> [WHAT IS BEING ASKED] Each entry must appear in the answer exactly as it does here.

** SOURCE DATA follows **

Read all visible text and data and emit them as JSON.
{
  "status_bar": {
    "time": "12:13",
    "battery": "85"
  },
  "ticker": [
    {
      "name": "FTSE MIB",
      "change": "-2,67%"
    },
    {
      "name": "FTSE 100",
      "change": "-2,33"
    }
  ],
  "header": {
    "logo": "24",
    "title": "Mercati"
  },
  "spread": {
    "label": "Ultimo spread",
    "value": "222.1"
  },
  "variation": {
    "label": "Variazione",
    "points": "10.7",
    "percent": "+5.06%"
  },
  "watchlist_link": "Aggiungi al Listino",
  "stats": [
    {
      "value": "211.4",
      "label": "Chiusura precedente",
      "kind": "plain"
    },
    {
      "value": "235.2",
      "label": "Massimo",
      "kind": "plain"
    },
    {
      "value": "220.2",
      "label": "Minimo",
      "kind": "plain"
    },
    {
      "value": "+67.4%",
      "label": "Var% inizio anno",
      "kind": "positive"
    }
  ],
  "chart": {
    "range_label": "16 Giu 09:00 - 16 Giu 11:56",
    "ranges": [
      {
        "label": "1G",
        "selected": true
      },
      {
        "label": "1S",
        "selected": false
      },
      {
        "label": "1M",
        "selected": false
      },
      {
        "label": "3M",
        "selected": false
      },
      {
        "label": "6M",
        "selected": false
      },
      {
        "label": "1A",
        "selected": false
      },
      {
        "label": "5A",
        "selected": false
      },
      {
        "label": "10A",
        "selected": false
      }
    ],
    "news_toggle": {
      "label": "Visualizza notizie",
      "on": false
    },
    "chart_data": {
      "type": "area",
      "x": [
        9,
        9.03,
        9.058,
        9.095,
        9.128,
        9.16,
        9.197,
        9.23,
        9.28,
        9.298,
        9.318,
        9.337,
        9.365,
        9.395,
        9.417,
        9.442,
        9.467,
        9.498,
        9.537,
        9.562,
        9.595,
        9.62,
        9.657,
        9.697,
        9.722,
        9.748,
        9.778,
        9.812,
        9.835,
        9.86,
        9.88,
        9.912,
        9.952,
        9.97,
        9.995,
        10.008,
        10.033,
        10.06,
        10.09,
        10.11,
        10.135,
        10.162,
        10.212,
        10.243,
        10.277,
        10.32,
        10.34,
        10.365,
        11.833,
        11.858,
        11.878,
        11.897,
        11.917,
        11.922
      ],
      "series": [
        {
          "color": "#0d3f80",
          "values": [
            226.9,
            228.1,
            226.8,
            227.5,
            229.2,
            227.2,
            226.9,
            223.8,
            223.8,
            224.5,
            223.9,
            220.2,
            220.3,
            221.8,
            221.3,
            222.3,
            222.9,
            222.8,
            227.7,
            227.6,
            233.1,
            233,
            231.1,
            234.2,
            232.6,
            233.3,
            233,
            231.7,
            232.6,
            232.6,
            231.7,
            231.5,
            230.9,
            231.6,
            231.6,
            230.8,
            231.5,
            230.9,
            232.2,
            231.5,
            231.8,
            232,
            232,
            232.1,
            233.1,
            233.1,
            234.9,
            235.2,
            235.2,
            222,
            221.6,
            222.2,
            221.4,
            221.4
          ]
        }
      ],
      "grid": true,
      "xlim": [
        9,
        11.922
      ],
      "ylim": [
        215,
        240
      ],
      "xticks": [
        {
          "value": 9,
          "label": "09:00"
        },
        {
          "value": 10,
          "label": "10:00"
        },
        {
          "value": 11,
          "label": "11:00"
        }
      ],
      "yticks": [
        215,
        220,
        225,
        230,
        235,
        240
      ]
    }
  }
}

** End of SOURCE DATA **

> [ANSWER FOR THIS EXERCISE]
Read all visible text and data and emit them as JSON.
{
  "status_bar": {
    "time": "12:13",
    "battery": "85"
  },
  "ticker": [
    {
      "name": "FTSE MIB",
      "change": "-2,67%"
    },
    {
      "name": "FTSE 100",
      "change": "-2,33"
    }
  ],
  "header": {
    "logo": "24",
    "title": "Mercati"
  },
  "spread": {
    "label": "Ultimo spread",
    "value": "222.1"
  },
  "variation": {
    "label": "Variazione",
    "points": "10.7",
    "percent": "+5.06%"
  },
  "watchlist_link": "Aggiungi al Listino",
  "stats": [
    {
      "value": "211.4",
      "label": "Chiusura precedente",
      "kind": "plain"
    },
    {
      "value": "235.2",
      "label": "Massimo",
      "kind": "plain"
    },
    {
      "value": "220.2",
      "label": "Minimo",
      "kind": "plain"
    },
    {
      "value": "+67.4%",
      "label": "Var% inizio anno",
      "kind": "positive"
    }
  ],
  "chart": {
    "range_label": "16 Giu 09:00 - 16 Giu 11:56",
    "ranges": [
      {
        "label": "1G",
        "selected": true
      },
      {
        "label": "1S",
        "selected": false
      },
      {
        "label": "1M",
        "selected": false
      },
      {
        "label": "3M",
        "selected": false
      },
      {
        "label": "6M",
        "selected": false
      },
      {
        "label": "1A",
        "selected": false
      },
      {
        "label": "5A",
        "selected": false
      },
      {
        "label": "10A",
        "selected": false
      }
    ],
    "news_toggle": {
      "label": "Visualizza notizie",
      "on": false
    },
    "chart_data": {
      "type": "area",
      "x": [
        9,
        9.03,
        9.058,
        9.095,
        9.128,
        9.16,
        9.197,
        9.23,
        9.28,
        9.298,
        9.318,
        9.337,
        9.365,
        9.395,
        9.417,
        9.442,
        9.467,
        9.498,
        9.537,
        9.562,
        9.595,
        9.62,
        9.657,
        9.697,
        9.722,
        9.748,
        9.778,
        9.812,
        9.835,
        9.86,
        9.88,
        9.912,
        9.952,
        9.97,
        9.995,
        10.008,
        10.033,
        10.06,
        10.09,
        10.11,
        10.135,
        10.162,
        10.212,
        10.243,
        10.277,
        10.32,
        10.34,
        10.365,
        11.833,
        11.858,
        11.878,
        11.897,
        11.917,
        11.922
      ],
      "series": [
        {
          "color": "#0d3f80",
          "values": [
            226.9,
            228.1,
            226.8,
            227.5,
            229.2,
            227.2,
            226.9,
            223.8,
            223.8,
            224.5,
            223.9,
            220.2,
            220.3,
            221.8,
            221.3,
            222.3,
            222.9,
            222.8,
            227.7,
            227.6,
            233.1,
            233,
            231.1,
            234.2,
            232.6,
            233.3,
            233,
            231.7,
            232.6,
            232.6,
            231.7,
            231.5,
            230.9,
            231.6,
            231.6,
            230.8,
            231.5,
            230.9,
            232.2,
            231.5,
            231.8,
            232,
            232,
            232.1,
            233.1,
            233.1,
            234.9,
            235.2,
            235.2,
            222,
            221.6,
            222.2,
            221.4,
            221.4
          ]
        }
      ],
      "grid": true,
      "xlim": [
        9,
        11.922
      ],
      "ylim": [
        215,
        240
      ],
      "xticks": [
        {
          "value": 9,
          "label": "09:00"
        },
        {
          "value": 10,
          "label": "10:00"
        },
        {
          "value": 11,
          "label": "11:00"
        }
      ],
      "yticks": [
        215,
        220,
        225,
        230,
        235,
        240
      ]
    }
  }
}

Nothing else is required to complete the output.